What struck me was that the child in the shopping cart was not playing with a gun. He was acting out violence using, of all things, an apple and a potato. It is the human condition that children, and particularly boys, act out themes of violence in childhood. Some psychologists believe it is how they adjust to the violence and possibly death that awaits them as adults.
I don't think that a parent has a lot of control over a child's need to act out violence. Discouraging it may, in fact, have the same impact as depriving kids of sugary treats. They may go overboard in the other direction as adults. Children have been playing with violent toys since before there were toys and I imagine they will continue to do so.
Let me be very clear, I have in the past stated on several occasions that I believe that the toys we play with as children have an impact on who we become as adults.
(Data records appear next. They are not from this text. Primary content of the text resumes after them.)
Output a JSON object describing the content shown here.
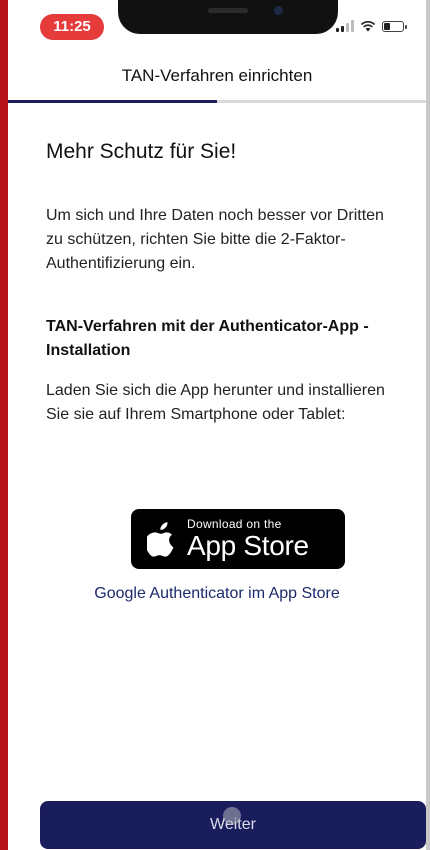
{
  "status_bar": {
    "time": "11:25",
    "icons": [
      "signal-icon",
      "wifi-icon",
      "battery-icon"
    ]
  },
  "header": {
    "title": "TAN-Verfahren einrichten",
    "progress": 0.5
  },
  "content": {
    "heading": "Mehr Schutz für Sie!",
    "intro": "Um sich und Ihre Daten noch besser vor Dritten zu schützen, richten Sie bitte die 2-Faktor-Authentifizierung ein.",
    "section_heading": "TAN-Verfahren mit der Authenticator-App - Installation",
    "install_text": "Laden Sie sich die App herunter und installieren Sie sie auf Ihrem Smartphone oder Tablet:"
  },
  "app_store_badge": {
    "small_text": "Download on the",
    "large_text": "App Store",
    "icon": "apple-icon"
  },
  "store_link": "Google Authenticator im App Store",
  "footer": {
    "button_label": "Weiter"
  },
  "colors": {
    "primary": "#1a1d5c",
    "link": "#1c2a6b",
    "time_pill": "#e63b3b",
    "frame_border": "#b5121b"
  }
}
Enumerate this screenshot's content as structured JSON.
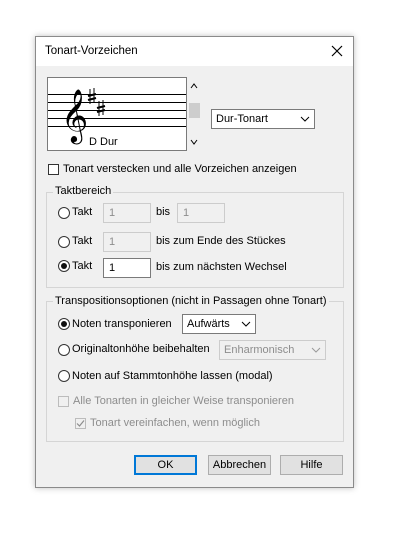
{
  "dialog": {
    "title": "Tonart-Vorzeichen",
    "close_icon": "close-icon"
  },
  "preview": {
    "key_name": "D Dur",
    "clef_icon": "treble-clef-icon",
    "sharps": 2
  },
  "mode_select": {
    "value": "Dur-Tonart"
  },
  "hide_key": {
    "label": "Tonart verstecken und alle Vorzeichen anzeigen",
    "checked": false
  },
  "measure_range": {
    "legend": "Taktbereich",
    "row1": {
      "label": "Takt",
      "value": "1",
      "bis": "bis",
      "to_value": "1",
      "selected": false
    },
    "row2": {
      "label": "Takt",
      "value": "1",
      "suffix": "bis zum Ende des Stückes",
      "selected": false
    },
    "row3": {
      "label": "Takt",
      "value": "1",
      "suffix": "bis zum nächsten Wechsel",
      "selected": true
    }
  },
  "transposition": {
    "legend": "Transpositionsoptionen (nicht in Passagen ohne Tonart)",
    "opt_transpose": {
      "label": "Noten transponieren",
      "selected": true
    },
    "direction_select": {
      "value": "Aufwärts"
    },
    "opt_keep_pitch": {
      "label": "Originaltonhöhe beibehalten",
      "selected": false
    },
    "enharmonic_select": {
      "value": "Enharmonisch"
    },
    "opt_modal": {
      "label": "Noten auf Stammtonhöhe lassen (modal)",
      "selected": false
    },
    "all_keys": {
      "label": "Alle Tonarten in gleicher Weise transponieren",
      "checked": false
    },
    "simplify": {
      "label": "Tonart vereinfachen, wenn möglich",
      "checked": true
    }
  },
  "buttons": {
    "ok": "OK",
    "cancel": "Abbrechen",
    "help": "Hilfe"
  }
}
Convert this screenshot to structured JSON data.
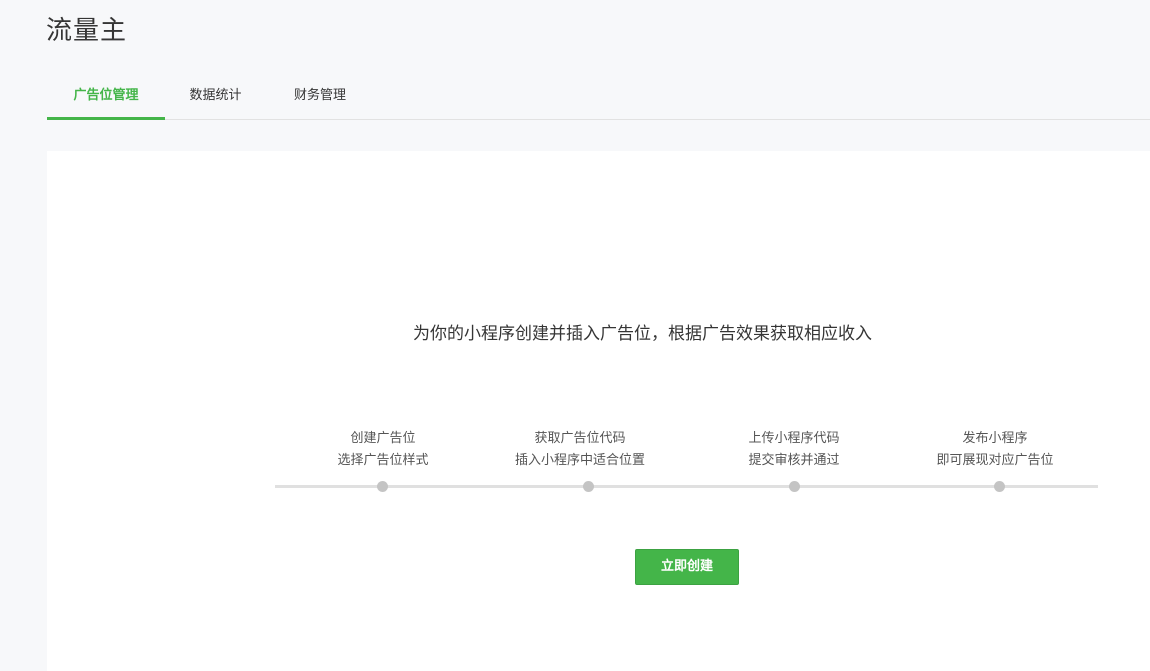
{
  "page": {
    "title": "流量主"
  },
  "tabs": [
    {
      "label": "广告位管理",
      "active": true
    },
    {
      "label": "数据统计",
      "active": false
    },
    {
      "label": "财务管理",
      "active": false
    }
  ],
  "main": {
    "intro": "为你的小程序创建并插入广告位，根据广告效果获取相应收入",
    "steps": [
      {
        "line1": "创建广告位",
        "line2": "选择广告位样式"
      },
      {
        "line1": "获取广告位代码",
        "line2": "插入小程序中适合位置"
      },
      {
        "line1": "上传小程序代码",
        "line2": "提交审核并通过"
      },
      {
        "line1": "发布小程序",
        "line2": "即可展现对应广告位"
      }
    ],
    "create_button": "立即创建"
  },
  "colors": {
    "accent": "#44b549",
    "background": "#f7f8fa",
    "card": "#ffffff",
    "dot": "#c4c4c4"
  }
}
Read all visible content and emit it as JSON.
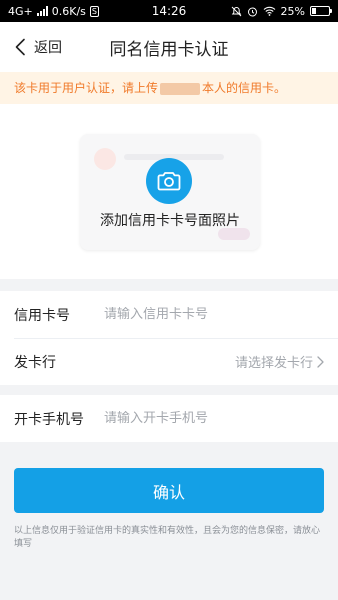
{
  "status_bar": {
    "network": "4G+",
    "speed": "0.6K/s",
    "badge": "S",
    "time": "14:26",
    "battery": "25%",
    "battery_level": 0.25
  },
  "nav": {
    "back_label": "返回",
    "title": "同名信用卡认证"
  },
  "notice": {
    "text_before": "该卡用于用户认证，请上传",
    "text_after": "本人的信用卡。"
  },
  "upload": {
    "label": "添加信用卡卡号面照片"
  },
  "form": {
    "card_number": {
      "label": "信用卡号",
      "placeholder": "请输入信用卡卡号",
      "value": ""
    },
    "issuer": {
      "label": "发卡行",
      "placeholder": "请选择发卡行"
    },
    "phone": {
      "label": "开卡手机号",
      "placeholder": "请输入开卡手机号",
      "value": ""
    }
  },
  "confirm": {
    "label": "确认"
  },
  "footnote": {
    "text": "以上信息仅用于验证信用卡的真实性和有效性，且会为您的信息保密，请放心填写"
  },
  "colors": {
    "accent": "#14a0e6",
    "notice_text": "#f07a2a",
    "notice_bg": "#fff4e5"
  }
}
It would be disingenuous of me to say, therefore, that toy gun play is an exception.
I believe, however, that if we take toy guns away, children will, as Ms. Carroll noted, use potatoes and tomatoes an in addition a finger or a stick; it is therefore all context.
A healthy child can play with toy guns and grow up to be a healthy adult. Parents have an obligation to their sons and daughters as well as society in general to make sure that their children play appropriately and that violence does not consume them as the overwhelming point of play.
Ms. Carroll is right; it starts in the home. Where I disagree is in the notion that banning toys will solve the problem; you may as well ban vegetables. What is important is for parents to monitor their children and if they don't like what they see, take action; speak with the child and if that does not work get help.
Toy industry members:
Do you agree with Meredith Carroll's perspective on banning toy guns?
Do you believe that toys guns have an impact on violence later in life?
Let us know your thoughts.